"We are more than a stereotype": The final campaign for the Latino Vote
Voto Latino has mobilized hundreds of people in the final straight for the midterm elections, reminding Hispanics and the entire nation "we are more than a number.”
If there’s something we should thank Donald Trump's government for, it’s the awakening of the slumbering consciences of millions of Latinos around the country who, tired of his rhetoric and his constant attacks, have decided to say "Ya Basta!" in the only way that counts: with votes.
Over the last few months, hundreds of campaigns and candidates have organized to obtain the support of the Hispanic community in the United States, finally recognizing the decisive power that the more than 50 million residents of Latino origin could have in the country.
One of the most powerful voices is that of the Voto Latino organization, co-founded in 2004 by the renowned actress Rosario Dawson.
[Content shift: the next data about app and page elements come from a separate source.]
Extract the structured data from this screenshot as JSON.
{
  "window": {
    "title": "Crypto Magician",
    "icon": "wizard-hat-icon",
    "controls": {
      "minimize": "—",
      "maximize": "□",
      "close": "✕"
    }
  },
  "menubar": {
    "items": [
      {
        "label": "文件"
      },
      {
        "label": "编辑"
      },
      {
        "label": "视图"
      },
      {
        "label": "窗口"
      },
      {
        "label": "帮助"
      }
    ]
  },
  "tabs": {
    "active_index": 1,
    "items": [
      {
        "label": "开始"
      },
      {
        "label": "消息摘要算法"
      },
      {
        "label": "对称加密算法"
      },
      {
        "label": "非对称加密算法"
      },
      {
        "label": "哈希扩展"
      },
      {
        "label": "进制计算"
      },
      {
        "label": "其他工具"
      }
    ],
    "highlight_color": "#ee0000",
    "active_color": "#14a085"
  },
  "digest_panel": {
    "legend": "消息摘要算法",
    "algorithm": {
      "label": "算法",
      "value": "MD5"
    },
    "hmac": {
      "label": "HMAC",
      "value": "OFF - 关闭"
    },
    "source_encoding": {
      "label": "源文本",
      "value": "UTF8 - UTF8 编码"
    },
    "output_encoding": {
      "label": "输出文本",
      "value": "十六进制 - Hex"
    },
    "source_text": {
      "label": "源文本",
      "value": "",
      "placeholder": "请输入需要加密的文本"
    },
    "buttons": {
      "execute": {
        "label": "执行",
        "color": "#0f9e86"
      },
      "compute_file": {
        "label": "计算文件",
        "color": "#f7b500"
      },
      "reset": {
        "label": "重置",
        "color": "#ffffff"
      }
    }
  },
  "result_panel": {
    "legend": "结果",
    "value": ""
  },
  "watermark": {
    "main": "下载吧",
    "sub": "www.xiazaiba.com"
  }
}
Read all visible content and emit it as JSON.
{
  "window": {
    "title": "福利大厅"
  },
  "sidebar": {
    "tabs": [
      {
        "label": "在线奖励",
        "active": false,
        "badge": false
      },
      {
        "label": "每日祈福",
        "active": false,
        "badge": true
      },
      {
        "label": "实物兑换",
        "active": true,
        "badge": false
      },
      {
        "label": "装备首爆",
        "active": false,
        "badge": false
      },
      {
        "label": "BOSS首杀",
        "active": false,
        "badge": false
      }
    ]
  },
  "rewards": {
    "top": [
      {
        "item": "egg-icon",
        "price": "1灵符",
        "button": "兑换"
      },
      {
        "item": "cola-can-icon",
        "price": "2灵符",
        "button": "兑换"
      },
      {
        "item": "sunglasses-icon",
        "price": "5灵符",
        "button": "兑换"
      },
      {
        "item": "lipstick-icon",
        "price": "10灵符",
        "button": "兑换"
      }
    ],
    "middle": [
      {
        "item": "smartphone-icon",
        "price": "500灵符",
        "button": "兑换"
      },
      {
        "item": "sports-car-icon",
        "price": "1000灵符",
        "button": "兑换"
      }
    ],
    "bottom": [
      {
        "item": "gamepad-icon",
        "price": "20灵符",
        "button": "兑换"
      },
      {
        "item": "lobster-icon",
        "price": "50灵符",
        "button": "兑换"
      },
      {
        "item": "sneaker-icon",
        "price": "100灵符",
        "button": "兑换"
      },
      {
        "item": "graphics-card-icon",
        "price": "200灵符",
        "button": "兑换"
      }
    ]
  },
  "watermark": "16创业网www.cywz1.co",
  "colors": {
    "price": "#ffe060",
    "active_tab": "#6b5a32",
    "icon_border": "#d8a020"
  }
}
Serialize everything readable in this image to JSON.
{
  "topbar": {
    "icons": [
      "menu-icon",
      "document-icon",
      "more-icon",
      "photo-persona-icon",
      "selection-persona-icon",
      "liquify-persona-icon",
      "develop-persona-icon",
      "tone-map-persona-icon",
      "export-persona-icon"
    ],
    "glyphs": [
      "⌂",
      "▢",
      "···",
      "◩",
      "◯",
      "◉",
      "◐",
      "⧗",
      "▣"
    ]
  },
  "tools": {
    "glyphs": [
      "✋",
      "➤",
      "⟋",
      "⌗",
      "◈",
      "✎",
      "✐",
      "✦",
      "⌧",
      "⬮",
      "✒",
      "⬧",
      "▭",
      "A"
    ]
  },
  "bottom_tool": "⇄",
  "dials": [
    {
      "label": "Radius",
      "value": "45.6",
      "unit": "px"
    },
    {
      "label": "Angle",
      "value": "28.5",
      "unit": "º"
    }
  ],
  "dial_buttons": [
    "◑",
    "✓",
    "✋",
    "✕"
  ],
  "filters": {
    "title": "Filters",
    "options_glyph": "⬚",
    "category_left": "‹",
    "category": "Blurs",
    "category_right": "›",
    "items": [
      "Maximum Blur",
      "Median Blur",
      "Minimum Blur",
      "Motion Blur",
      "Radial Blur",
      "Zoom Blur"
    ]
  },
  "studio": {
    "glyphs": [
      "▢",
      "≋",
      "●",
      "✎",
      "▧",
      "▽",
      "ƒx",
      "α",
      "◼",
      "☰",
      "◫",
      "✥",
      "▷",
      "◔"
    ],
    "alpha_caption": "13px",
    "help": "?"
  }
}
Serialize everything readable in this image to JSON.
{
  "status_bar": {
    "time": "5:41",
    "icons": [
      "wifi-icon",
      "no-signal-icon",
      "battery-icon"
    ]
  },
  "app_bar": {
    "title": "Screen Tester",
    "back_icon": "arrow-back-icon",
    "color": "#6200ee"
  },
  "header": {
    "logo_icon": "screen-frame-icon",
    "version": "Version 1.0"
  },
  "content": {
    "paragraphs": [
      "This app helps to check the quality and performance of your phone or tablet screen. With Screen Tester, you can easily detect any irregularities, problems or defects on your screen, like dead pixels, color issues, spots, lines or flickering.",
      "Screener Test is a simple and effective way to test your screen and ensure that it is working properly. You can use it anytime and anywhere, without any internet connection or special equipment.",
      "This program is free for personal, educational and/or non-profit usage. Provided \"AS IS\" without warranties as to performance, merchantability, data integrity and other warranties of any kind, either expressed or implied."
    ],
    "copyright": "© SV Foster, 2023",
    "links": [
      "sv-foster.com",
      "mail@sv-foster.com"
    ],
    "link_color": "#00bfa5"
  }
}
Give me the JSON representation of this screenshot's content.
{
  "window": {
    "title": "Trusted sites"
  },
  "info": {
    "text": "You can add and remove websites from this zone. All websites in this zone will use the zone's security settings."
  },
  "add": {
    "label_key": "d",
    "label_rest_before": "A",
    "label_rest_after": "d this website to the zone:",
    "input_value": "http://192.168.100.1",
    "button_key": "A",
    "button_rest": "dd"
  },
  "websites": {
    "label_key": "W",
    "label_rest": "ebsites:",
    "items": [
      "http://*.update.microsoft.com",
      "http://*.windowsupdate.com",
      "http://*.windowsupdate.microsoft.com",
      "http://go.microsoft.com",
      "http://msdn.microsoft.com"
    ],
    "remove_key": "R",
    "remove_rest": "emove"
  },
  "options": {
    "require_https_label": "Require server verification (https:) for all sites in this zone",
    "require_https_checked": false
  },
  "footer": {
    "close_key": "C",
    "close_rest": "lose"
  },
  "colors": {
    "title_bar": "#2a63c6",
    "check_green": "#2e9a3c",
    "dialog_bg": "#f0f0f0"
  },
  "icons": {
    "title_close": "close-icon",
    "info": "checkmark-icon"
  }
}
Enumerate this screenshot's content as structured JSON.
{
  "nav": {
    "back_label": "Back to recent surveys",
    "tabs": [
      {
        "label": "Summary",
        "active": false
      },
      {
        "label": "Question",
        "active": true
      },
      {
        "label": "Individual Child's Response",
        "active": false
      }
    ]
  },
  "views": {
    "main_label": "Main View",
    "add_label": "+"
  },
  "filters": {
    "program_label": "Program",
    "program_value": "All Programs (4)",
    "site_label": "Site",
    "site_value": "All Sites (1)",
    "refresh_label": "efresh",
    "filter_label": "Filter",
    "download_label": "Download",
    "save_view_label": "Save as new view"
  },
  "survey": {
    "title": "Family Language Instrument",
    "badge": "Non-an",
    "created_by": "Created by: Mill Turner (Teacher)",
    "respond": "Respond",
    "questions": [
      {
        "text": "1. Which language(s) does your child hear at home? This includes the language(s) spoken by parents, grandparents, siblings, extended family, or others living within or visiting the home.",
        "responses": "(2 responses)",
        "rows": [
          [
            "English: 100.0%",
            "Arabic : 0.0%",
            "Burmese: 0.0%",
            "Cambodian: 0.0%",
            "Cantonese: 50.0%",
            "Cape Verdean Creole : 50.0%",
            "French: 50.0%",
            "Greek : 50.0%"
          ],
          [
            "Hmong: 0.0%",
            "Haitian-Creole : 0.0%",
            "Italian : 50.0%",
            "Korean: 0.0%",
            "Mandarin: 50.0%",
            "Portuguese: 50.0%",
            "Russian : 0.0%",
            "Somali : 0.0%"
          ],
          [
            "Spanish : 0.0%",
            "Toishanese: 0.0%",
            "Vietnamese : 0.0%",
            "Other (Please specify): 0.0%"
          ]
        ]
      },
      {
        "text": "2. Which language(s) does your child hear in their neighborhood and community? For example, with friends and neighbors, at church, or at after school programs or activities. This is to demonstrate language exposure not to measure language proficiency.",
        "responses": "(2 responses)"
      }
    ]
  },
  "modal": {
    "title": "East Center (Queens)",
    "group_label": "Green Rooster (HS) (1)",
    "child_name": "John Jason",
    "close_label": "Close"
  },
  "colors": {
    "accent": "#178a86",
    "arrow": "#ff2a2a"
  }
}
It has been established as one of the most important projects when it comes to "giving young Latinos tools to create the future of their choosing.”
Voto Latino is described as a "pioneer organization" on its website, highlighting its mission to "transform the United States by recognizing the innate leadership of Latinos."
During this electoral cycle, and taking into account the critical situation that the country and the immigrant community, in particular, are experiencing, public figures like Gina Rodriguez, America Ferrera, Zoe Saldana and Eva Longoria have joined Dawson with boots on the ground, mobilizing voters, knocking on doors and speaking to everyone who wants to listen about the importance of going to vote this Tuesday.
"We are more than stereotypes, we are more than the hatred directed at us. We are more than pawns for political parties, more than those who oppose us. We are more," the activists say in one of their videos.
More than stereotypes.
More than the hatred directed at us.
More than pawns for political parties.
More than those who oppose us.#SomosMas
to @HereIsGina @AmericaFerrera @rosariodawson @zoesaldana and @EvaLongoria pic.twitter.com/RWdaQbUZRP
— Voto Latino (@votolatino) November 6, 2018
“By just showing up, marching to the polls, we have an opportunity to really make them notice that our numbers are not just numbers or just potential statistics, but they are people power,” explained Dawson. “That is our strongest weapon. That is our most powerful tool: to show up and vote.”